While the final numbers won't be published until the end of January, state and federal officials expect to review figures from more than a thousand public and private sector beneficiaries during much of the month.
The initial round of reporting counted just more than 2,400 jobs retained or created between February's passage of the massive legislation and the end of September. They were linked to around $191.8 million from West Virginia's estimated $1.8 billion share of the stimulus.
The jobs claims came from 275 of the more than 1,300 stimulus recipients _ state, county and local agencies as well as hospitals, nonprofit groups and private businesses _ whose disclosures made up West Virginia's report.
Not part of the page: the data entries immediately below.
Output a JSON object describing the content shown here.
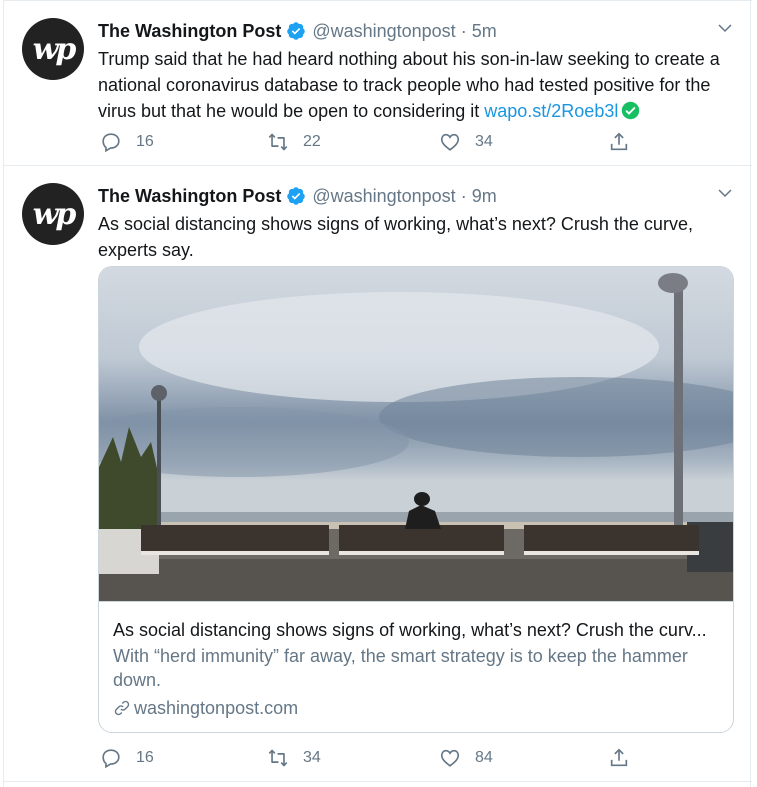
{
  "colors": {
    "accent": "#1b95e0",
    "verified": "#1da1f2",
    "link_check": "#17bf63",
    "secondary_text": "#657786",
    "border": "#e6ecf0"
  },
  "tweets": [
    {
      "author_name": "The Washington Post",
      "handle": "@washingtonpost",
      "separator": "·",
      "time": "5m",
      "avatar_text": "wp",
      "text": "Trump said that he had heard nothing about his son-in-law seeking to create a national coronavirus database to track people who had tested positive for the virus but that he would be open to considering it ",
      "link": "wapo.st/2Roeb3l",
      "actions": {
        "reply_count": "16",
        "retweet_count": "22",
        "like_count": "34"
      },
      "icons": [
        "verified-badge-icon",
        "chevron-down-icon",
        "check-circle-icon",
        "reply-icon",
        "retweet-icon",
        "like-icon",
        "share-icon"
      ]
    },
    {
      "author_name": "The Washington Post",
      "handle": "@washingtonpost",
      "separator": "·",
      "time": "9m",
      "avatar_text": "wp",
      "text": "As social distancing shows signs of working, what’s next? Crush the curve, experts say.",
      "card": {
        "title": "As social distancing shows signs of working, what’s next? Crush the curv...",
        "description": "With “herd immunity” far away, the smart strategy is to keep the hammer down.",
        "domain": "washingtonpost.com"
      },
      "actions": {
        "reply_count": "16",
        "retweet_count": "34",
        "like_count": "84"
      },
      "icons": [
        "verified-badge-icon",
        "chevron-down-icon",
        "link-icon",
        "reply-icon",
        "retweet-icon",
        "like-icon",
        "share-icon"
      ]
    }
  ]
}
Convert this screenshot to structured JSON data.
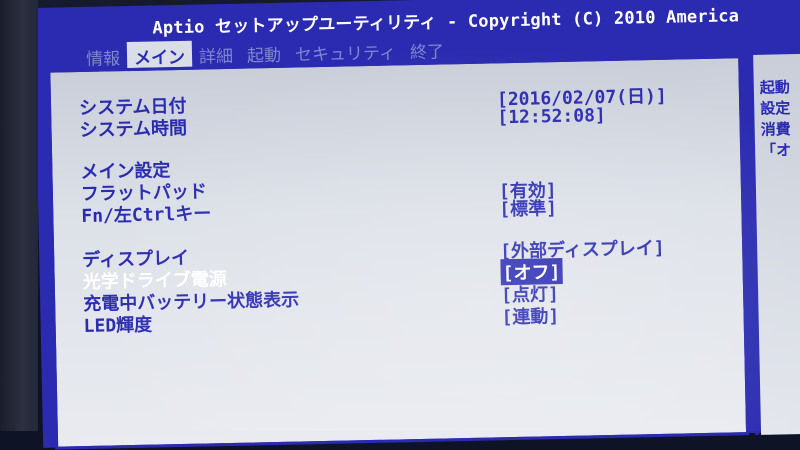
{
  "header": {
    "title": "Aptio セットアップユーティリティ - Copyright (C) 2010 America"
  },
  "tabs": [
    {
      "label": "情報"
    },
    {
      "label": "メイン"
    },
    {
      "label": "詳細"
    },
    {
      "label": "起動"
    },
    {
      "label": "セキュリティ"
    },
    {
      "label": "終了"
    }
  ],
  "main": {
    "date": {
      "label": "システム日付",
      "value": "[2016/02/07(日)]"
    },
    "time": {
      "label": "システム時間",
      "value": "[12:52:08]"
    },
    "main_settings_heading": "メイン設定",
    "flatpad": {
      "label": "フラットパッド",
      "value": "[有効]"
    },
    "fn_ctrl": {
      "label": "Fn/左Ctrlキー",
      "value": "[標準]"
    },
    "display": {
      "label": "ディスプレイ",
      "value": "[外部ディスプレイ]"
    },
    "optical_power": {
      "label": "光学ドライブ電源",
      "value": "[オフ]"
    },
    "battery_status": {
      "label": "充電中バッテリー状態表示",
      "value": "[点灯]"
    },
    "led_brightness": {
      "label": "LED輝度",
      "value": "[連動]"
    }
  },
  "help": {
    "lines": [
      "起動",
      "設定",
      "消費",
      "「オ"
    ]
  },
  "colors": {
    "bios_blue": "#2a2bb0",
    "panel_gray": "#d9dde6",
    "highlight_text": "#ffffff"
  }
}
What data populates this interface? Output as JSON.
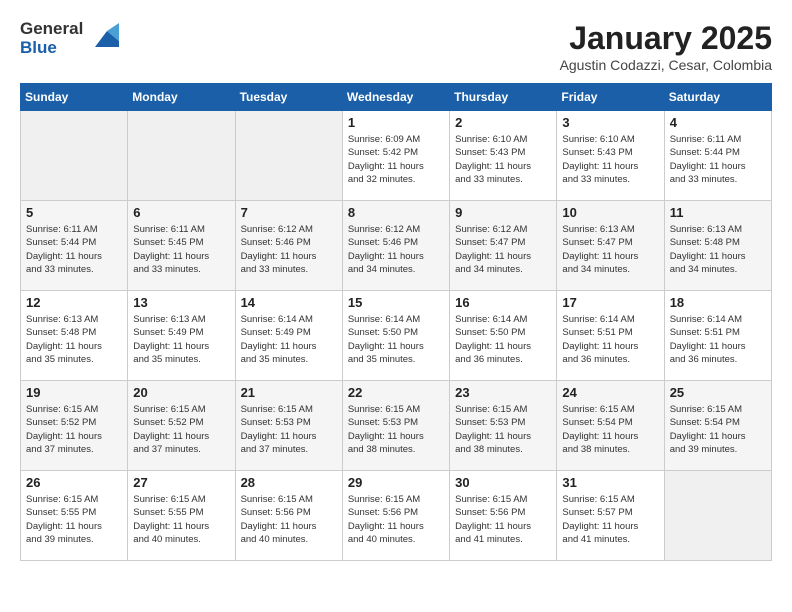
{
  "header": {
    "logo_general": "General",
    "logo_blue": "Blue",
    "month_title": "January 2025",
    "subtitle": "Agustin Codazzi, Cesar, Colombia"
  },
  "weekdays": [
    "Sunday",
    "Monday",
    "Tuesday",
    "Wednesday",
    "Thursday",
    "Friday",
    "Saturday"
  ],
  "weeks": [
    [
      {
        "day": "",
        "info": ""
      },
      {
        "day": "",
        "info": ""
      },
      {
        "day": "",
        "info": ""
      },
      {
        "day": "1",
        "info": "Sunrise: 6:09 AM\nSunset: 5:42 PM\nDaylight: 11 hours\nand 32 minutes."
      },
      {
        "day": "2",
        "info": "Sunrise: 6:10 AM\nSunset: 5:43 PM\nDaylight: 11 hours\nand 33 minutes."
      },
      {
        "day": "3",
        "info": "Sunrise: 6:10 AM\nSunset: 5:43 PM\nDaylight: 11 hours\nand 33 minutes."
      },
      {
        "day": "4",
        "info": "Sunrise: 6:11 AM\nSunset: 5:44 PM\nDaylight: 11 hours\nand 33 minutes."
      }
    ],
    [
      {
        "day": "5",
        "info": "Sunrise: 6:11 AM\nSunset: 5:44 PM\nDaylight: 11 hours\nand 33 minutes."
      },
      {
        "day": "6",
        "info": "Sunrise: 6:11 AM\nSunset: 5:45 PM\nDaylight: 11 hours\nand 33 minutes."
      },
      {
        "day": "7",
        "info": "Sunrise: 6:12 AM\nSunset: 5:46 PM\nDaylight: 11 hours\nand 33 minutes."
      },
      {
        "day": "8",
        "info": "Sunrise: 6:12 AM\nSunset: 5:46 PM\nDaylight: 11 hours\nand 34 minutes."
      },
      {
        "day": "9",
        "info": "Sunrise: 6:12 AM\nSunset: 5:47 PM\nDaylight: 11 hours\nand 34 minutes."
      },
      {
        "day": "10",
        "info": "Sunrise: 6:13 AM\nSunset: 5:47 PM\nDaylight: 11 hours\nand 34 minutes."
      },
      {
        "day": "11",
        "info": "Sunrise: 6:13 AM\nSunset: 5:48 PM\nDaylight: 11 hours\nand 34 minutes."
      }
    ],
    [
      {
        "day": "12",
        "info": "Sunrise: 6:13 AM\nSunset: 5:48 PM\nDaylight: 11 hours\nand 35 minutes."
      },
      {
        "day": "13",
        "info": "Sunrise: 6:13 AM\nSunset: 5:49 PM\nDaylight: 11 hours\nand 35 minutes."
      },
      {
        "day": "14",
        "info": "Sunrise: 6:14 AM\nSunset: 5:49 PM\nDaylight: 11 hours\nand 35 minutes."
      },
      {
        "day": "15",
        "info": "Sunrise: 6:14 AM\nSunset: 5:50 PM\nDaylight: 11 hours\nand 35 minutes."
      },
      {
        "day": "16",
        "info": "Sunrise: 6:14 AM\nSunset: 5:50 PM\nDaylight: 11 hours\nand 36 minutes."
      },
      {
        "day": "17",
        "info": "Sunrise: 6:14 AM\nSunset: 5:51 PM\nDaylight: 11 hours\nand 36 minutes."
      },
      {
        "day": "18",
        "info": "Sunrise: 6:14 AM\nSunset: 5:51 PM\nDaylight: 11 hours\nand 36 minutes."
      }
    ],
    [
      {
        "day": "19",
        "info": "Sunrise: 6:15 AM\nSunset: 5:52 PM\nDaylight: 11 hours\nand 37 minutes."
      },
      {
        "day": "20",
        "info": "Sunrise: 6:15 AM\nSunset: 5:52 PM\nDaylight: 11 hours\nand 37 minutes."
      },
      {
        "day": "21",
        "info": "Sunrise: 6:15 AM\nSunset: 5:53 PM\nDaylight: 11 hours\nand 37 minutes."
      },
      {
        "day": "22",
        "info": "Sunrise: 6:15 AM\nSunset: 5:53 PM\nDaylight: 11 hours\nand 38 minutes."
      },
      {
        "day": "23",
        "info": "Sunrise: 6:15 AM\nSunset: 5:53 PM\nDaylight: 11 hours\nand 38 minutes."
      },
      {
        "day": "24",
        "info": "Sunrise: 6:15 AM\nSunset: 5:54 PM\nDaylight: 11 hours\nand 38 minutes."
      },
      {
        "day": "25",
        "info": "Sunrise: 6:15 AM\nSunset: 5:54 PM\nDaylight: 11 hours\nand 39 minutes."
      }
    ],
    [
      {
        "day": "26",
        "info": "Sunrise: 6:15 AM\nSunset: 5:55 PM\nDaylight: 11 hours\nand 39 minutes."
      },
      {
        "day": "27",
        "info": "Sunrise: 6:15 AM\nSunset: 5:55 PM\nDaylight: 11 hours\nand 40 minutes."
      },
      {
        "day": "28",
        "info": "Sunrise: 6:15 AM\nSunset: 5:56 PM\nDaylight: 11 hours\nand 40 minutes."
      },
      {
        "day": "29",
        "info": "Sunrise: 6:15 AM\nSunset: 5:56 PM\nDaylight: 11 hours\nand 40 minutes."
      },
      {
        "day": "30",
        "info": "Sunrise: 6:15 AM\nSunset: 5:56 PM\nDaylight: 11 hours\nand 41 minutes."
      },
      {
        "day": "31",
        "info": "Sunrise: 6:15 AM\nSunset: 5:57 PM\nDaylight: 11 hours\nand 41 minutes."
      },
      {
        "day": "",
        "info": ""
      }
    ]
  ]
}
State government offices and programs accounted for around 1,550 of West Virginia's jobs total, nearly two-thirds. But a review by The Associated Press suggests problems with some of the other jobs claims behind West Virginia's tally.
A Head Start program boasted 145 jobs, for instance, but also said the stimulus funding paid for 2.2 percent cost-of-living allowance increases and did not create or save jobs.
A federal work study program at Marshall University, meanwhile, accounted for 11 jobs but also reported that the slots were planned but not awarded before Sept. 30.
Gov. Joe Manchin's stimulus coordinator, Danny Scalise, is standing behind the administration's portion of West Virginia's figure. He said each of those jobs reflects a full-time-equivalent position.
"The state is not including COLA in its figures," Scalise said. "These are direct jobs."
The administration's share of the jobs tally includes:
_ 274 youths hired statewide over the summer for Workforce Investment Act programs;
_ 251 workers for various Division of Highways projects around the state;
_ 226 school-related positions, including teachers, administrators, bus drivers and academic coaches for state special education programs;
_ 155 workers for contracts on projects meant to provide or improve clean drinking water.
Scalise noted that the jobs claimed are largely temporary, reflecting the nature of the funding.
Besides the youths summer programs, 63 of the jobs came from a six-week effort to help rural and low-income children. Another 30 jobs, for instance, came from a Weirton paving project that lasted about a month.
"We're trying to avoid the funding cliff with the stimulus money," Scalise said.
Critics have seized on several of the jobs disclosures, both in West Virginia and other states, that list jobs in congressional districts that do not appear to exist. While West Virginia has three U.S. House districts, some of the jobs were reported for such districts as the 12th and 54th.
The AP reviewed the claims of "phantom" districts nationwide. It found that while entities filled out their disclosure reports incorrectly in a number of cases, the significance of that had been overstated and in some instances fabricated.
The errors in West Virginia's disclosures appear to reflect the districts of recipients of job-fueling stimulus funds that are not based in the state. They instead hail from such places as the 12th district in Pennsylvania, and California's 54th district.
Scalise said state agencies avoided those mistakes, which have since been addressed on the disclosure Web site for the stimulus.
"State agency money was spent in West Virginia," he said. "I'm proud that we had as few errors as we did."